■ DATA SUPPLIED:
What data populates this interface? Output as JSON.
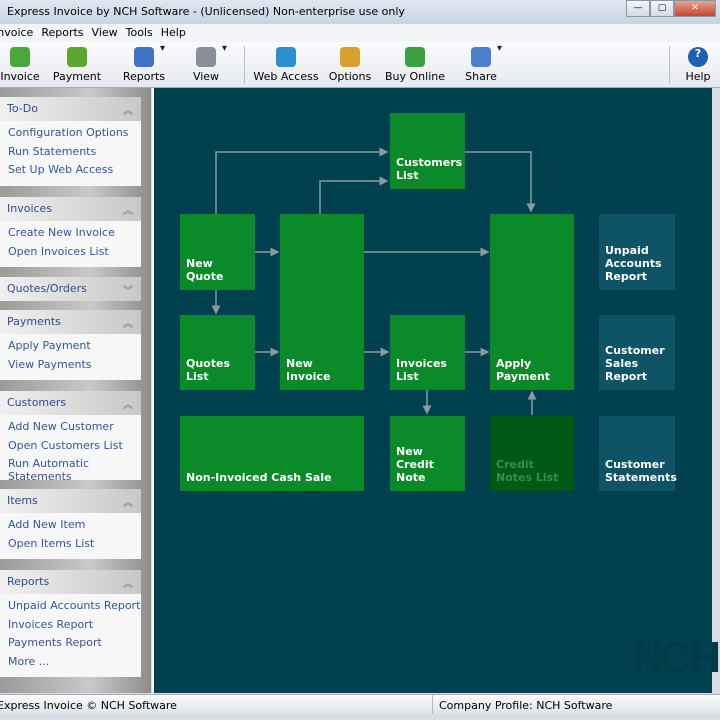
{
  "window": {
    "title": "Express Invoice by NCH Software - (Unlicensed) Non-enterprise use only",
    "buttons": [
      "minimize",
      "maximize",
      "close"
    ]
  },
  "menu": [
    "Invoice",
    "Reports",
    "View",
    "Tools",
    "Help"
  ],
  "toolbar": [
    {
      "label": "Invoice",
      "icon": "new-invoice-icon",
      "color": "#4aa83a"
    },
    {
      "label": "Payment",
      "icon": "payment-icon",
      "color": "#5aa830"
    },
    {
      "label": "Reports",
      "icon": "pie-chart-icon",
      "color": "#3f72c4",
      "dropdown": true
    },
    {
      "label": "View",
      "icon": "view-icon",
      "color": "#8a8f98",
      "dropdown": true
    },
    {
      "label": "Web Access",
      "icon": "web-access-icon",
      "color": "#2b8fd0"
    },
    {
      "label": "Options",
      "icon": "options-icon",
      "color": "#d9a030"
    },
    {
      "label": "Buy Online",
      "icon": "buy-online-icon",
      "color": "#3aa040"
    },
    {
      "label": "Share",
      "icon": "share-icon",
      "color": "#4a7fcc",
      "dropdown": true
    },
    {
      "label": "Help",
      "icon": "help-icon",
      "color": "#1f5fb0"
    }
  ],
  "sidebar": [
    {
      "title": "To-Do",
      "expanded": true,
      "items": [
        "Configuration Options",
        "Run Statements",
        "Set Up Web Access"
      ]
    },
    {
      "title": "Invoices",
      "expanded": true,
      "items": [
        "Create New Invoice",
        "Open Invoices List"
      ]
    },
    {
      "title": "Quotes/Orders",
      "expanded": false,
      "items": []
    },
    {
      "title": "Payments",
      "expanded": true,
      "items": [
        "Apply Payment",
        "View Payments"
      ]
    },
    {
      "title": "Customers",
      "expanded": true,
      "items": [
        "Add New Customer",
        "Open Customers List",
        "Run Automatic Statements"
      ]
    },
    {
      "title": "Items",
      "expanded": true,
      "items": [
        "Add New Item",
        "Open Items List"
      ]
    },
    {
      "title": "Reports",
      "expanded": true,
      "items": [
        "Unpaid Accounts Report",
        "Invoices Report",
        "Payments Report",
        "More ..."
      ]
    }
  ],
  "flow": {
    "customers_list": "Customers List",
    "new_quote": "New Quote",
    "new_invoice": "New Invoice",
    "apply_payment": "Apply Payment",
    "unpaid_accounts_report": "Unpaid Accounts Report",
    "quotes_list": "Quotes List",
    "invoices_list": "Invoices List",
    "customer_sales_report": "Customer Sales Report",
    "cash_sale": "Non-Invoiced Cash Sale",
    "new_credit_note": "New Credit Note",
    "credit_notes_list": "Credit Notes List",
    "customer_statements": "Customer Statements",
    "watermark": "NCH"
  },
  "colors": {
    "canvas": "#00404f",
    "action": "#0a8a28",
    "report": "#0f5366",
    "disabled": "#005a16"
  },
  "status": {
    "left": "Express Invoice © NCH Software",
    "right": "Company Profile: NCH Software"
  }
}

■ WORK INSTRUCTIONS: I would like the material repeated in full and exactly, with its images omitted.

■ RESPONSE TO THE EXERCISE:
What data populates this interface? Output as JSON.
{
  "window": {
    "title": "Express Invoice by NCH Software - (Unlicensed) Non-enterprise use only",
    "buttons": [
      "minimize",
      "maximize",
      "close"
    ]
  },
  "menu": [
    "Invoice",
    "Reports",
    "View",
    "Tools",
    "Help"
  ],
  "toolbar": [
    {
      "label": "Invoice",
      "icon": "new-invoice-icon",
      "color": "#4aa83a"
    },
    {
      "label": "Payment",
      "icon": "payment-icon",
      "color": "#5aa830"
    },
    {
      "label": "Reports",
      "icon": "pie-chart-icon",
      "color": "#3f72c4",
      "dropdown": true
    },
    {
      "label": "View",
      "icon": "view-icon",
      "color": "#8a8f98",
      "dropdown": true
    },
    {
      "label": "Web Access",
      "icon": "web-access-icon",
      "color": "#2b8fd0"
    },
    {
      "label": "Options",
      "icon": "options-icon",
      "color": "#d9a030"
    },
    {
      "label": "Buy Online",
      "icon": "buy-online-icon",
      "color": "#3aa040"
    },
    {
      "label": "Share",
      "icon": "share-icon",
      "color": "#4a7fcc",
      "dropdown": true
    },
    {
      "label": "Help",
      "icon": "help-icon",
      "color": "#1f5fb0"
    }
  ],
  "sidebar": [
    {
      "title": "To-Do",
      "expanded": true,
      "items": [
        "Configuration Options",
        "Run Statements",
        "Set Up Web Access"
      ]
    },
    {
      "title": "Invoices",
      "expanded": true,
      "items": [
        "Create New Invoice",
        "Open Invoices List"
      ]
    },
    {
      "title": "Quotes/Orders",
      "expanded": false,
      "items": []
    },
    {
      "title": "Payments",
      "expanded": true,
      "items": [
        "Apply Payment",
        "View Payments"
      ]
    },
    {
      "title": "Customers",
      "expanded": true,
      "items": [
        "Add New Customer",
        "Open Customers List",
        "Run Automatic Statements"
      ]
    },
    {
      "title": "Items",
      "expanded": true,
      "items": [
        "Add New Item",
        "Open Items List"
      ]
    },
    {
      "title": "Reports",
      "expanded": true,
      "items": [
        "Unpaid Accounts Report",
        "Invoices Report",
        "Payments Report",
        "More ..."
      ]
    }
  ],
  "flow": {
    "customers_list": "Customers List",
    "new_quote": "New Quote",
    "new_invoice": "New Invoice",
    "apply_payment": "Apply Payment",
    "unpaid_accounts_report": "Unpaid Accounts Report",
    "quotes_list": "Quotes List",
    "invoices_list": "Invoices List",
    "customer_sales_report": "Customer Sales Report",
    "cash_sale": "Non-Invoiced Cash Sale",
    "new_credit_note": "New Credit Note",
    "credit_notes_list": "Credit Notes List",
    "customer_statements": "Customer Statements",
    "watermark": "NCH"
  },
  "colors": {
    "canvas": "#00404f",
    "action": "#0a8a28",
    "report": "#0f5366",
    "disabled": "#005a16"
  },
  "status": {
    "left": "Express Invoice © NCH Software",
    "right": "Company Profile: NCH Software"
  }
}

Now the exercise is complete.